- Andy Coulson said he "may" have had access to top-secret state material, even though he only had low-level clearance.
- He retained shares in News Corporation worth £40,000 during his time working in Downing Street but was "never asked about any share or stock holdings" by David Cameron.
- He was not involved in the handling of News Corp's bid for full control of BSkyB.
Andy Coulson, the Prime Minister's former spin doctor, has told the Leveson Inquiry that his previous level of security clearance would allow occasional access to top-level paperwork and participation in secret meetings.
He said when he arrived at Downing Street he did not ask what level his clearance was and assumed it would be the appropriate level.
"I should say that I never asked for special access and did not ask for special authority over the Civil Service," he said in his written statement.
"I went to the meetings I was invited to and got on with my job."

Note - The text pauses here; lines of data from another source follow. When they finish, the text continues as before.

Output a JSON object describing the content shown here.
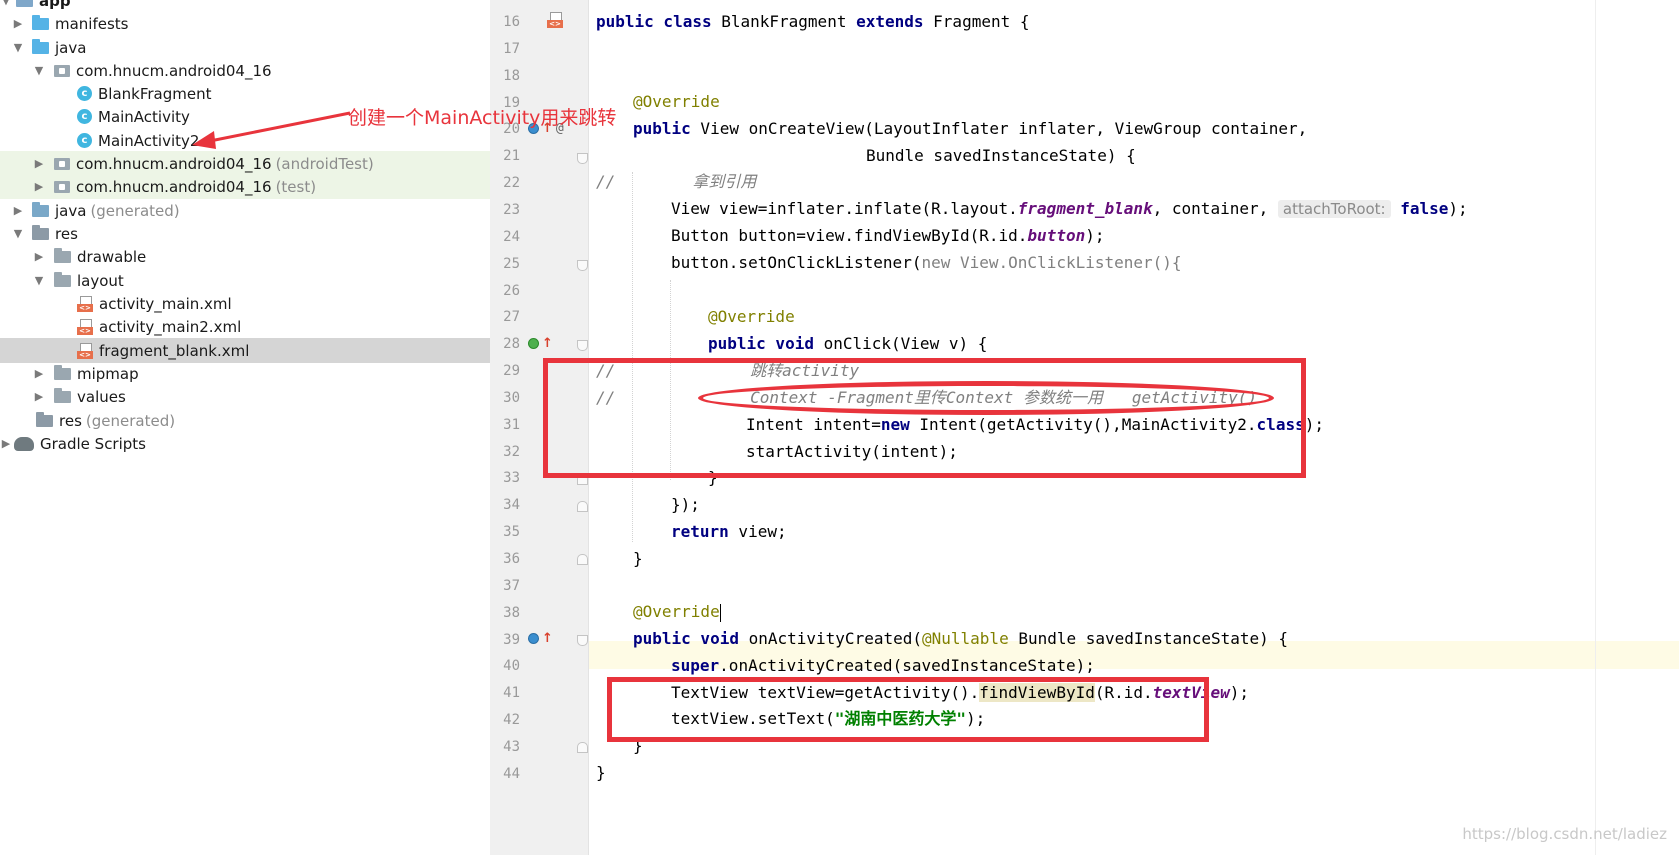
{
  "tree": {
    "root_label": "app",
    "rows": [
      {
        "label": "manifests",
        "suffix": ""
      },
      {
        "label": "java",
        "suffix": ""
      },
      {
        "label": "com.hnucm.android04_16",
        "suffix": ""
      },
      {
        "label": "BlankFragment",
        "suffix": ""
      },
      {
        "label": "MainActivity",
        "suffix": ""
      },
      {
        "label": "MainActivity2",
        "suffix": ""
      },
      {
        "label": "com.hnucm.android04_16",
        "suffix": "(androidTest)"
      },
      {
        "label": "com.hnucm.android04_16",
        "suffix": "(test)"
      },
      {
        "label": "java",
        "suffix": "(generated)"
      },
      {
        "label": "res",
        "suffix": ""
      },
      {
        "label": "drawable",
        "suffix": ""
      },
      {
        "label": "layout",
        "suffix": ""
      },
      {
        "label": "activity_main.xml",
        "suffix": ""
      },
      {
        "label": "activity_main2.xml",
        "suffix": ""
      },
      {
        "label": "fragment_blank.xml",
        "suffix": ""
      },
      {
        "label": "mipmap",
        "suffix": ""
      },
      {
        "label": "values",
        "suffix": ""
      },
      {
        "label": "res",
        "suffix": "(generated)"
      },
      {
        "label": "Gradle Scripts",
        "suffix": ""
      }
    ],
    "selected_index": 14
  },
  "annotation": {
    "callout_text": "创建一个MainActivity用来跳转"
  },
  "editor": {
    "line_numbers": [
      "16",
      "17",
      "18",
      "19",
      "20",
      "21",
      "22",
      "23",
      "24",
      "25",
      "26",
      "27",
      "28",
      "29",
      "30",
      "31",
      "32",
      "33",
      "34",
      "35",
      "36",
      "37",
      "38",
      "39",
      "40",
      "41",
      "42",
      "43",
      "44"
    ],
    "code": {
      "l16": {
        "kw1": "public class",
        "t1": " BlankFragment ",
        "kw2": "extends",
        "t2": " Fragment {"
      },
      "l19": {
        "ann": "@Override"
      },
      "l20": {
        "kw": "public",
        "t": " View onCreateView(LayoutInflater inflater, ViewGroup container,"
      },
      "l21": {
        "t": "Bundle savedInstanceState) {"
      },
      "l22": {
        "cm": "//        拿到引用"
      },
      "l23": {
        "t1": "View view=inflater.inflate(R.layout.",
        "fld": "fragment_blank",
        "t2": ", container, ",
        "hint": "attachToRoot:",
        "kw": "false",
        "t3": ");"
      },
      "l24": {
        "t1": "Button button=view.findViewById(R.id.",
        "fld": "button",
        "t2": ");"
      },
      "l25": {
        "t1": "button.setOnClickListener(",
        "kw": "new",
        "gr": " View.OnClickListener(){"
      },
      "l27": {
        "ann": "@Override"
      },
      "l28": {
        "kw": "public void",
        "t": " onClick(View v) {"
      },
      "l29": {
        "cm": "//              跳转activity"
      },
      "l30": {
        "cm": "//              Context -Fragment里传Context 参数统一用   getActivity()"
      },
      "l31": {
        "t1": "Intent intent=",
        "kw1": "new",
        "t2": " Intent(getActivity(),MainActivity2.",
        "kw2": "class",
        "t3": ");"
      },
      "l32": {
        "t": "startActivity(intent);"
      },
      "l33": {
        "t": "}"
      },
      "l34": {
        "t": "});"
      },
      "l35": {
        "kw": "return",
        "t": " view;"
      },
      "l36": {
        "t": "}"
      },
      "l38": {
        "ann": "@Override"
      },
      "l39": {
        "kw": "public void",
        "t1": " onActivityCreated(",
        "ann": "@Nullable",
        "t2": " Bundle savedInstanceState) {"
      },
      "l40": {
        "kw": "super",
        "t": ".onActivityCreated(savedInstanceState);"
      },
      "l41": {
        "t1": "TextView textView=getActivity().",
        "hl": "findViewById",
        "t2": "(R.id.",
        "fld": "textView",
        "t3": ");"
      },
      "l42": {
        "t1": "textView.setText(",
        "str": "\"湖南中医药大学\"",
        "t2": ");"
      },
      "l43": {
        "t": "}"
      },
      "l44": {
        "t": "}"
      }
    }
  },
  "watermark": "https://blog.csdn.net/ladiez",
  "colors": {
    "keyword": "#000080",
    "annotation": "#808000",
    "comment": "#808080",
    "field": "#660e7a",
    "string": "#008000",
    "markup": "#e8343c"
  }
}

The lack of a comprehensive vetting process of Mr Coulson by Downing Street also became clear during his evidence.
As Keir Simmons reports, Mr Coulson said Mr Cameron had not sought any further assurances over his links to the phone-hacking scandal after July 2009, despite allegations about pay-offs for victims starting to emerge in The Guardian newspaper:
He also revealed that he held stocks in News Corporation worth £40,000 while working as the prime minister's press chief, but stressed that in his opinion, he did not consider it any form of conflict of interest.
Mr Coulson also dismissed rumours that he kept a potentially explosive diary of his time in the job.
He played down the closeness of his relationship with Rupert Murdoch - his boss while editor of the News of the World.
Asked by Robert Jay QC, counsel for the inquiry, whether he had kept a diary between 2007 and his departure from Downing Street in 2010, Mr Coulson replied that he had not.
However, he did say there were "notes that I would take in the course of my work both in opposition and in government".
Mr Coulson said he had "thoroughly enjoyed" working for Mr Murdoch until he was forced to resign by the conviction of News of the World royal reporter Clive Goodman for phone hacking.